The Promise won the 2021 Booker Prize. The premise is simple, but it got muddled up in my mind. Ma (Rachel Swart) has terminal cancer. She makes Pa (Herman Albertus Swart, known as Mannie) promise that he’ll leave the house and title deeds to the woman that has nursed her and helped bring up her children, Salome. But the hired help, or servant, is black. She lives with her son, Lukas, on what is termed The Lombard Place. A farm worker’s home outside Pretoria, in South Africa.

Amor, the youngest daughter, aged eleven, has to be brought from boarding school for the funeral by Tannie Marina. She heard her Ma asking her Pa, and making him promise, which he did. Amira, her eldest sister is already home. But her elder brother, Anton, has been called up for National Service. There’s always some kind of national emergency. He’s been given a few days’ leave to go home for his Ma’s funeral. She’d been making things difficult. Turning away from Dutch Reformed Christianity and insisting on being buried in the Jewish part of the graveyard. Anton seems to be in shock, and confusing his Ma’s death with the black woman he shot, who’d been throwing stones at a demonstration. Oom Ockie, Marina’s husband, makes things easy by reminding Pa that blacks can’t own property. It’s against the law, and morally suspect.

Pa’s funeral leads to a new reckoning under Nelson Mandela. Like the new South Africa, after the end of the apartheid, he’d been doing quite well for himself, and his family. But he’d put off settling the matter of giving Salome the title deeds to her property. Amor has been travelling in Europe. She’s no longer the chunky kid that Amira remembered. Her thinness and beauty have begun to slide. Of course, she’s not jealous.

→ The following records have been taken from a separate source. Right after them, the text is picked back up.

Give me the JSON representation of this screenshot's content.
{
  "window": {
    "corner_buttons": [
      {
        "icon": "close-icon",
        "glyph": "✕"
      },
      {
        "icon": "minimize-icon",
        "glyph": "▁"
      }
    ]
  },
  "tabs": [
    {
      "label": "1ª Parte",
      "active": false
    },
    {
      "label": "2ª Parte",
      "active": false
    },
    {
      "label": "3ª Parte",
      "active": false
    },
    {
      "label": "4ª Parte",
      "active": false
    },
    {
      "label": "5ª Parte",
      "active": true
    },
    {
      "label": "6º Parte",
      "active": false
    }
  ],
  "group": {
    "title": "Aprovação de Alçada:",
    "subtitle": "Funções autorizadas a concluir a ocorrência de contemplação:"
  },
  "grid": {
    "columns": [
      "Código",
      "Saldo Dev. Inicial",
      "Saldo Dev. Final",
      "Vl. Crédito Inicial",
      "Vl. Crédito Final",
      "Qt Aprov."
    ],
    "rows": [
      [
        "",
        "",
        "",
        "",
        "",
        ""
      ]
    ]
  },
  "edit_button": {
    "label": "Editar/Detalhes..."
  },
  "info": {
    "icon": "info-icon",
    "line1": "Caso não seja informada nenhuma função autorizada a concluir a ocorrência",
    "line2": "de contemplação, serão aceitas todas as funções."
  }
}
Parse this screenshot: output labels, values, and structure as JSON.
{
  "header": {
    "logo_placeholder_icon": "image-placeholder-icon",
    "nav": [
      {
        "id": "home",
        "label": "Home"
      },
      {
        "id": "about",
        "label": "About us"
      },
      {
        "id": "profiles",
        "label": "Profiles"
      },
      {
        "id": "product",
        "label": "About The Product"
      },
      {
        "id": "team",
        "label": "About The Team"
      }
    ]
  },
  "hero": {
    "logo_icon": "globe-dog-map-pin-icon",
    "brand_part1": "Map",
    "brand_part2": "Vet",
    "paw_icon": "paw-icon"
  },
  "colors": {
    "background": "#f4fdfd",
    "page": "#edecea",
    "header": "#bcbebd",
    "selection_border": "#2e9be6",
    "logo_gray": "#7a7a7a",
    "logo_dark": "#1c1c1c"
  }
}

Amor had always been self-possessed, but now she was being ridiculous, insisting on giving property to the hired help.

Anton admits to doing things he’s not proud of. He had to borrow 2000 rand from an older woman than him he’d been living with. But now he’s home and a property owner, it’s the new start he’d been looking for. He goes looking for his old flame Desiree. Her dad had to appear before The Truth and Conciliation Commission. He used to be feared. Now he’s just pitied. Anton’s secret is he plans to be a novelist.

He makes a start, and for twenty years (like many of us) keeps up the pretence. A different kind of promise. Mandela, Mbeki, and Zuma. The countries falling apart. Little electricity and fear when they turn the taps no water will come out, but money leaking out in bribes. The Promise remains. Salome, ‘a basket of bones,’ has waited over 30 years. Amor remembers and will not let go. Read on.